The decision to become vegetarian is always a personal one, but millions of people around the world have already happily made the same choice. Chances are you know someone who is veggie. Perhaps your cousin is vegetarian, or a friend or neighbour. In fact, there are more vegetarians in the world than there are people in the whole of the United States and UK combined – and more join them every day.
One of the most obvious reasons people become vegetarian is because it is kinder to animals. On top of that, going veggie is also kinder to the environment. By cutting out meat, alongside cutting back on the amount of dairy you eat, you will reduce your carbon footprint, while also helping to save water, land and protect the oceans. It is also the healthy option. Vegetarians are far more likely than the general population to eat the recommended five portions of fruit and vegetables a day. A vegetarian diet is low in fat, high in complex carbohydrates and research has shown that vegetarians are less likely to suffer from a whole a host of ailments such as obesity, coronary heart disease, high blood pressure and type II diabetes.
Arguments about the environmental, ethical and health reasons of becoming vegetarian are sure to rage on, but one things is clear – veggie food can be deliciously tasty and good for you, as long as you plan what’s on your plate.
The Protein Switch
Calm those carvery cravings! If you have occasional cravings for meat, they’re easy to satisfy. It’s likely what you’re actually missing is a protein-rich meal with that hint of salt and fat. You can recreate the hit with a juicy Quorn burger, dusted with smoked paprika to give it that fresh-from-the-barbecue taste, served with crispy, seasoned potato wedges. Or delve into a bean chilli made more indulgent with toppings of cool avocado and crème fraîche. The key is making sure you swap meat for other ingredients which provide important nutrients such as protein and iron. Add beans, nuts, tofu or meat substitutes like soya mince to your everyday, usual recipes for a well-balanced meal. After all, nutritionists say plant protein sources are leaner and a positive choice for you and the planet.
From baked beans to chickpeas, butter beans and kidney beans, these highly nutritious and satisfying foods are a great way to add protein to any recipe. Buy them ready-cooked in tins for convenience, or dried in packets to save money (just remember to soak them properly before cooking).
Tricks with Tofu
Tofu is made from soya beans and, when chopped into bite-sized pieces, makes a great addition to a wide range of dishes such as stir fries and curries.
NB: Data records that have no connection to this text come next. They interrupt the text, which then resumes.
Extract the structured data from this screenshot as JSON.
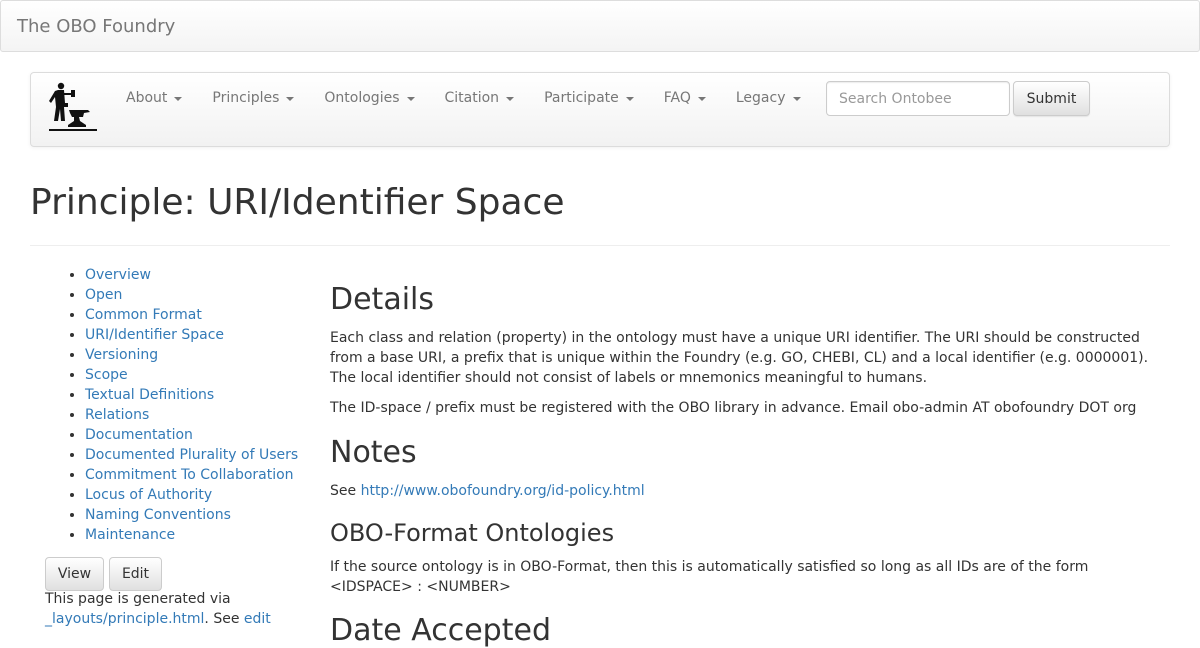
{
  "topbar": {
    "brand": "The OBO Foundry"
  },
  "navbar": {
    "logo_alt": "blacksmith-anvil-icon",
    "menu": [
      "About",
      "Principles",
      "Ontologies",
      "Citation",
      "Participate",
      "FAQ",
      "Legacy"
    ],
    "search": {
      "placeholder": "Search Ontobee",
      "value": ""
    },
    "submit_label": "Submit"
  },
  "page": {
    "title": "Principle: URI/Identifier Space"
  },
  "sidebar": {
    "items": [
      "Overview",
      "Open",
      "Common Format",
      "URI/Identifier Space",
      "Versioning",
      "Scope",
      "Textual Definitions",
      "Relations",
      "Documentation",
      "Documented Plurality of Users",
      "Commitment To Collaboration",
      "Locus of Authority",
      "Naming Conventions",
      "Maintenance"
    ],
    "view_label": "View",
    "edit_label": "Edit",
    "generated_prefix": "This page is generated via",
    "generated_link": "_layouts/principle.html",
    "generated_middle": ". See ",
    "generated_edit": "edit"
  },
  "content": {
    "details_heading": "Details",
    "details_p1": "Each class and relation (property) in the ontology must have a unique URI identifier. The URI should be constructed from a base URI, a prefix that is unique within the Foundry (e.g. GO, CHEBI, CL) and a local identifier (e.g. 0000001). The local identifier should not consist of labels or mnemonics meaningful to humans.",
    "details_p2": "The ID-space / prefix must be registered with the OBO library in advance. Email obo-admin AT obofoundry DOT org",
    "notes_heading": "Notes",
    "notes_see": "See ",
    "notes_link": "http://www.obofoundry.org/id-policy.html",
    "obo_heading": "OBO-Format Ontologies",
    "obo_p": "If the source ontology is in OBO-Format, then this is automatically satisfied so long as all IDs are of the form <IDSPACE> : <NUMBER>",
    "date_heading": "Date Accepted"
  },
  "colors": {
    "link": "#337ab7",
    "nav_text": "#777777",
    "text": "#333333"
  }
}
Nuts are a great way to add protein to a meal. Try adding cashews to a curry, or throw some flaked almonds into a salad for extra bite. Peanut butter stirred into coconut milk also makes an indulgent and nutritious sauce for a stir fry.
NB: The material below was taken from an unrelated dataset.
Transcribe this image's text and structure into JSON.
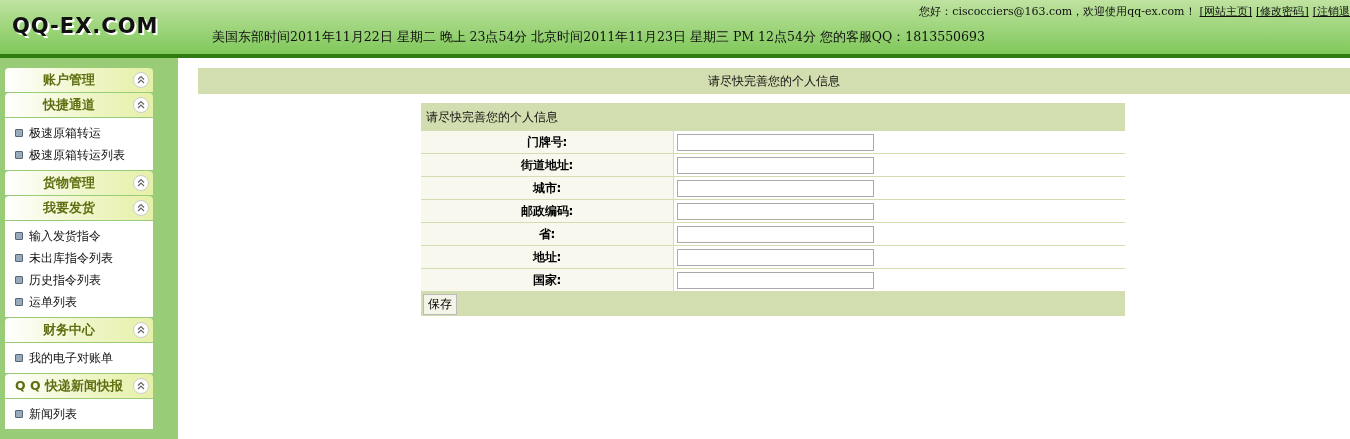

The simplest swap is for meat substitutes. This can be a practical way to make sure everyone’s happy – especially if you’re the only veggie in a meat-eating household. Some might not even notice the difference! Supermarkets usually stock a range of veggie mince, sausages, fillets and burgers. Versatile and convenient, they’re often lower in calories.
All of your favourite dishes can easily become veggie-friendly with a little imagination and some simple switches. By just adapting the meals you already love, you’ll end up with nutritious, new (and often improved) versions of your favourite foods. As you already know how to cook these meals, veggie versions are straightforward to prepare, and they’re just as tasty. They can be even quicker to cook too!
Visit www.nationalvegetarianweek.org to get tasty recipe inspiration from bloggers, chefs and foodies. While you are there sign up to the newsletter to discover delicious discounts and find fun fab freebies. Go on – get stuck in!
Si King and Dave Myers, aka The Hairy Bikers, were involved in National Vegetarian Week last year and they encouraged us to give it a go too.
The Hairy Bikers said: “As cooks, we’ve always appreciated our veg and they’re a hugely important part of our cooking. And lately, without really thinking about it, we’ve been eating less meat. The more we learn about cooking great food, the more we enjoy making use of all the amazing produce that’s on offer and creating dishes where vegetables, pulses and other plant foods are the stars of the show. That’s why we’re getting stuck into National Vegetarian Week this year… and we think you should too!”
The boys published a vegetarian cookbook during National Vegetarian Week last year called The Hairy Dieters Go Veggie, published by Seven Dials. It was the fifth book in the Hairy Dieters series, which has sold over 2.5 million copies.
Try these too meat-free crackers to get you started: Twice-Baked Potatoes with Leeks and Cheese
For more information visit www.vegsoc.org